Goal of the exercise: Give the number of lines below that contain "this", with no other output.

Web page and app entries:
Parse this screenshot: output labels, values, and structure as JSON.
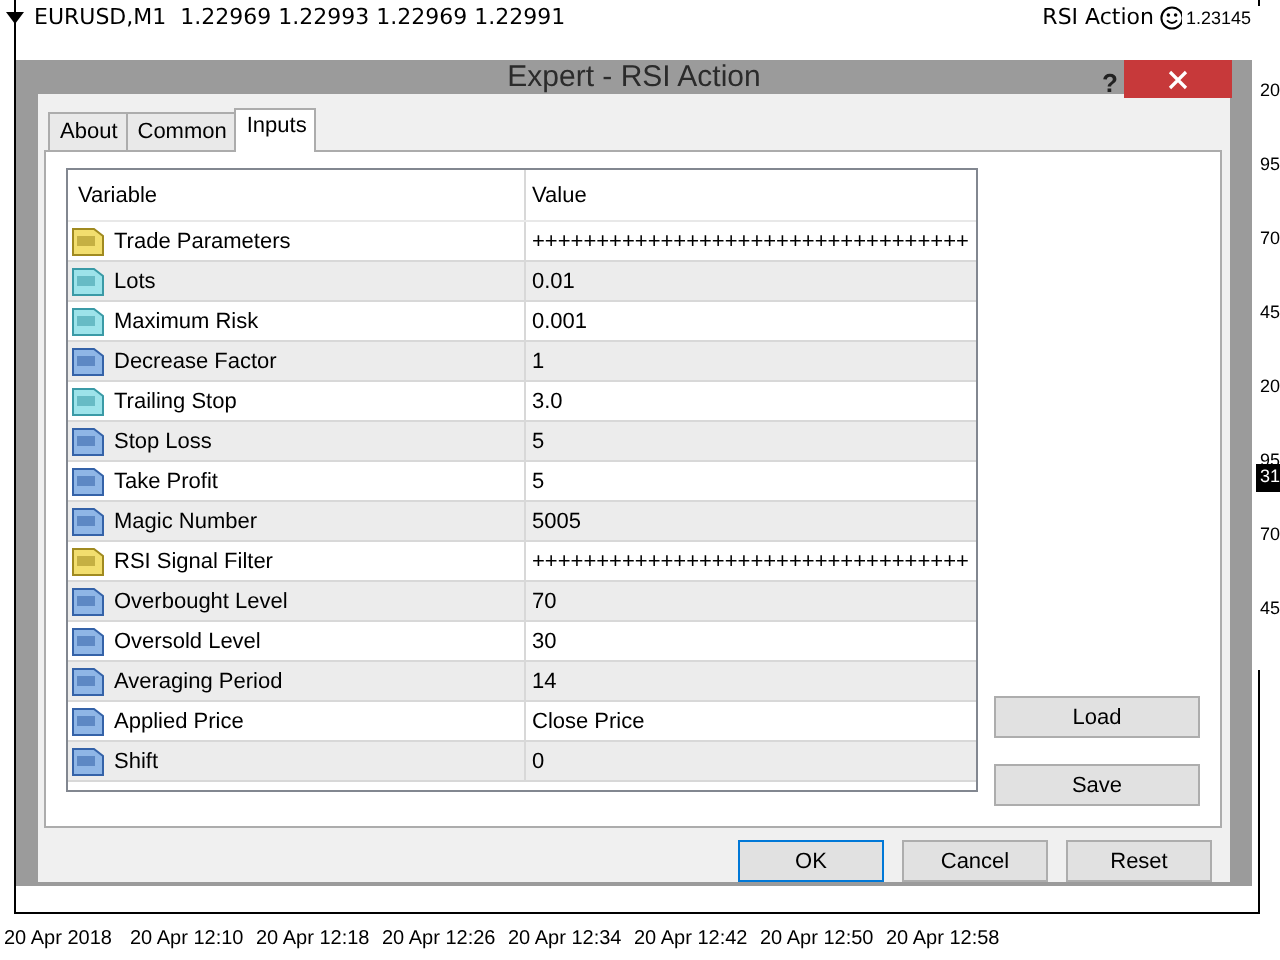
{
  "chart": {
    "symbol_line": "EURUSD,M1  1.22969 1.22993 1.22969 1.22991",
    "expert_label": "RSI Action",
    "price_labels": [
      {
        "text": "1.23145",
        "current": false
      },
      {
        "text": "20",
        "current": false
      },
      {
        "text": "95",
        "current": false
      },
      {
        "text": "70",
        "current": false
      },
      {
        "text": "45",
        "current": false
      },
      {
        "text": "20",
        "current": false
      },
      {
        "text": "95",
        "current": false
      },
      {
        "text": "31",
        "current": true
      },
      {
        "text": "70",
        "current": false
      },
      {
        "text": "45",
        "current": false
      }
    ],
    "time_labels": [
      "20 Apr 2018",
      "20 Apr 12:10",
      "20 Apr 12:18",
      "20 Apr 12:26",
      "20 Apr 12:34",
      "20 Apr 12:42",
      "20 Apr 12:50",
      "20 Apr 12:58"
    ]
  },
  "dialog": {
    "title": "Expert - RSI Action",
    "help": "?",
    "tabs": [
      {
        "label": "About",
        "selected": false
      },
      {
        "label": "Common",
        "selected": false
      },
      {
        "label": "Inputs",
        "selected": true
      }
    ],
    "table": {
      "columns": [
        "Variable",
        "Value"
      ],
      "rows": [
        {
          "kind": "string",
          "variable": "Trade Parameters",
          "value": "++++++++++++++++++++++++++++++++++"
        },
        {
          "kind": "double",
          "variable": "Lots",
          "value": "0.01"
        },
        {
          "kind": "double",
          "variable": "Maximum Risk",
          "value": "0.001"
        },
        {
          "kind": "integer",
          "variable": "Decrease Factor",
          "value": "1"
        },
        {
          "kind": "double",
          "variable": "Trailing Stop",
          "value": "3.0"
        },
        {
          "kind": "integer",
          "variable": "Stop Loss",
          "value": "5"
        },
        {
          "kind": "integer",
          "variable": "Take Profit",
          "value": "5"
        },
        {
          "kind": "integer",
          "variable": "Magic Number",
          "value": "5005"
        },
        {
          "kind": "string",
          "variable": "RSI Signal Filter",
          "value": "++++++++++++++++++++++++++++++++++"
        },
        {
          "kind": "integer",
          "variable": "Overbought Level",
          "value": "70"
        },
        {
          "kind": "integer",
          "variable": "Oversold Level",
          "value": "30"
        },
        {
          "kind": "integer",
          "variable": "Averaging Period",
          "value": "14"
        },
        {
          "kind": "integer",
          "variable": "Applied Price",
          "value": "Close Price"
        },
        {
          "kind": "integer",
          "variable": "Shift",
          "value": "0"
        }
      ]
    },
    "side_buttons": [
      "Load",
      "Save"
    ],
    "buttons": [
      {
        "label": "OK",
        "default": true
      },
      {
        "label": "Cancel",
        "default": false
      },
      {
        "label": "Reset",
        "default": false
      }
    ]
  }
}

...

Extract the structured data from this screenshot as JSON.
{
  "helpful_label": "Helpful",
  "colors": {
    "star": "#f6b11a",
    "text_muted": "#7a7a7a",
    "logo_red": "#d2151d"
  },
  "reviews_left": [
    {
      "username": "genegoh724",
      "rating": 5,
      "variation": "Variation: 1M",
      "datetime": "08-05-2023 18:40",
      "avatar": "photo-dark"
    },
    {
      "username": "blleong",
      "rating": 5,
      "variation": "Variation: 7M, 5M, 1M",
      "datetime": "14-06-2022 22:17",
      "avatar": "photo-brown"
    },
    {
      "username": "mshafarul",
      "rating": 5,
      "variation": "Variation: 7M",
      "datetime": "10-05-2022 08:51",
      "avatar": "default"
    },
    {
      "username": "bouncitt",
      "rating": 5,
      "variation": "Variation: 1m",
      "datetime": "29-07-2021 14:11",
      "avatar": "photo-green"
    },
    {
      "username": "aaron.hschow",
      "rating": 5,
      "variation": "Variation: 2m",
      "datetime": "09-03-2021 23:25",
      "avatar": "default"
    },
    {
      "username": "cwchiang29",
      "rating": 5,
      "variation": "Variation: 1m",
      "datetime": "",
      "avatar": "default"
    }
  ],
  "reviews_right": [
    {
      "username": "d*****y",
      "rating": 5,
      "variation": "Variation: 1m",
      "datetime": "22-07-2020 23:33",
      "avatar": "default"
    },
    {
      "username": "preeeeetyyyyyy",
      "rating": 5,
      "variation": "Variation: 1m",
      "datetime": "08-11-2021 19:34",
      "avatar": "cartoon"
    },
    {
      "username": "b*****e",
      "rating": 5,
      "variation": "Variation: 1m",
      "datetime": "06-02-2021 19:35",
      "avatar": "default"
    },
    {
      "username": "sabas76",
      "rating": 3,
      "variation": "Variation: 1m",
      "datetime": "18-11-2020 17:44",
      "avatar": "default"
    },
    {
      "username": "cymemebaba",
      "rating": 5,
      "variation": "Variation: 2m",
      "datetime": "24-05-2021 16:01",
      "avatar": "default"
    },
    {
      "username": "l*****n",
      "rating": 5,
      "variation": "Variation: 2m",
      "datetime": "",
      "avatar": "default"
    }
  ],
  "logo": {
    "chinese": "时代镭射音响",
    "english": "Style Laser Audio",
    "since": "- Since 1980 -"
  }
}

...

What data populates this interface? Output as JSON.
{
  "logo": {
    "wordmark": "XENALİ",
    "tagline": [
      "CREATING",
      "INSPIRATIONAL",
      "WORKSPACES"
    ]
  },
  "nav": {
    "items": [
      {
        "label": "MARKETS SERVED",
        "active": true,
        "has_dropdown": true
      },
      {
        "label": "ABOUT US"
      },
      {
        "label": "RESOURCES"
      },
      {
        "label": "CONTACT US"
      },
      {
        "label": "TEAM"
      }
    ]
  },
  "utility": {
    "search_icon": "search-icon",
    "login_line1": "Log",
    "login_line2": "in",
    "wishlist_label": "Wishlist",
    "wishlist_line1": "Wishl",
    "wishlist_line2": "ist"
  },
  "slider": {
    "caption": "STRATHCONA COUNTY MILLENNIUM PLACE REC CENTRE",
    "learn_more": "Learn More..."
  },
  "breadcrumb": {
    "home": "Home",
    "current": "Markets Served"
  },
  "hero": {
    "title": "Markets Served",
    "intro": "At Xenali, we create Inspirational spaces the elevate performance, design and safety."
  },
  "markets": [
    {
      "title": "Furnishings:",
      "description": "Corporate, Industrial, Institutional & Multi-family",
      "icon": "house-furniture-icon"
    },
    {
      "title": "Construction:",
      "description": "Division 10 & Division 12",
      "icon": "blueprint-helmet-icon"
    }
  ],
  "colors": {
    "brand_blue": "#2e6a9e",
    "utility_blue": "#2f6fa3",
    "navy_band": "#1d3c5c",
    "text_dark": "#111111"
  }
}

Output of the task: 3